[Web page and app entries]
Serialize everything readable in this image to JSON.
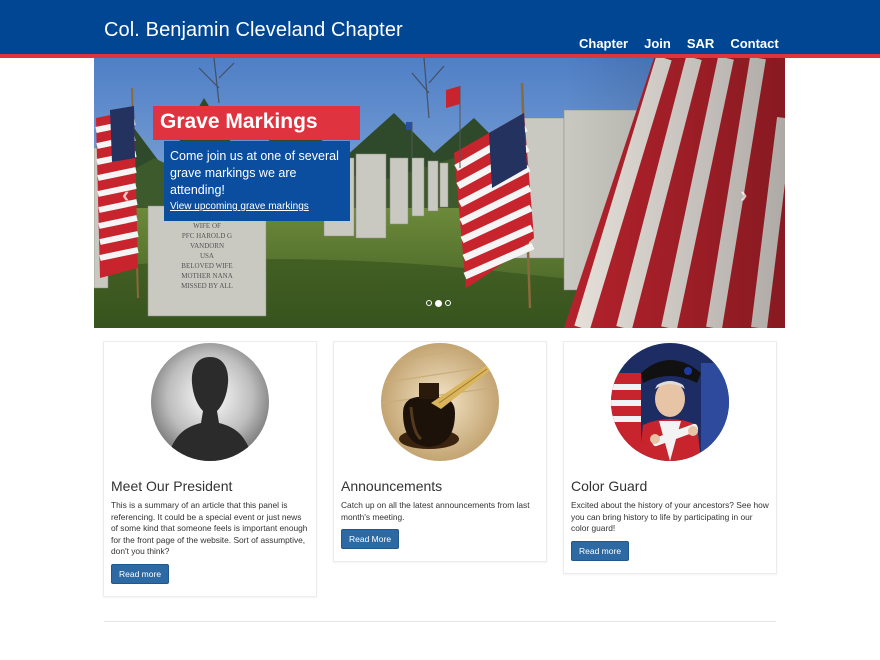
{
  "site": {
    "title": "Col. Benjamin Cleveland Chapter",
    "colors": {
      "header": "#004693",
      "stripe": "#e03340",
      "caption_title_bg": "#e03340",
      "caption_box_bg": "#0b4d9e",
      "button": "#2d6aa3"
    }
  },
  "nav": {
    "items": [
      {
        "label": "Chapter"
      },
      {
        "label": "Join"
      },
      {
        "label": "SAR"
      },
      {
        "label": "Contact"
      }
    ]
  },
  "carousel": {
    "slide": {
      "title": "Grave Markings",
      "text": "Come join us at one of several grave markings we are attending!",
      "link": "View upcoming grave markings",
      "image": "cemetery-flags-photo"
    },
    "prev_icon": "‹",
    "next_icon": "›",
    "indicator_count": 3,
    "active_index": 1
  },
  "panels": [
    {
      "title": "Meet Our President",
      "text": "This is a summary of an article that this panel is referencing. It could be a special event or just news of some kind that someone feels is important enough for the front page of the website. Sort of assumptive, don't you think?",
      "button": "Read more",
      "image": "person-silhouette-icon"
    },
    {
      "title": "Announcements",
      "text": "Catch up on all the latest announcements from last month's meeting.",
      "button": "Read More",
      "image": "inkwell-quill-photo"
    },
    {
      "title": "Color Guard",
      "text": "Excited about the history of your ancestors? See how you can bring history to life by participating in our color guard!",
      "button": "Read more",
      "image": "color-guard-soldier-photo"
    }
  ]
}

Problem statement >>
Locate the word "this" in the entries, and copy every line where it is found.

Response to the task >>
Serialize everything readable in this image to JSON.
      "text": "This is a summary of an article that this panel is referencing. It could be a special event or just news of some kind that someone feels is important enough for the front page of the website. Sort of assumptive, don't you think?",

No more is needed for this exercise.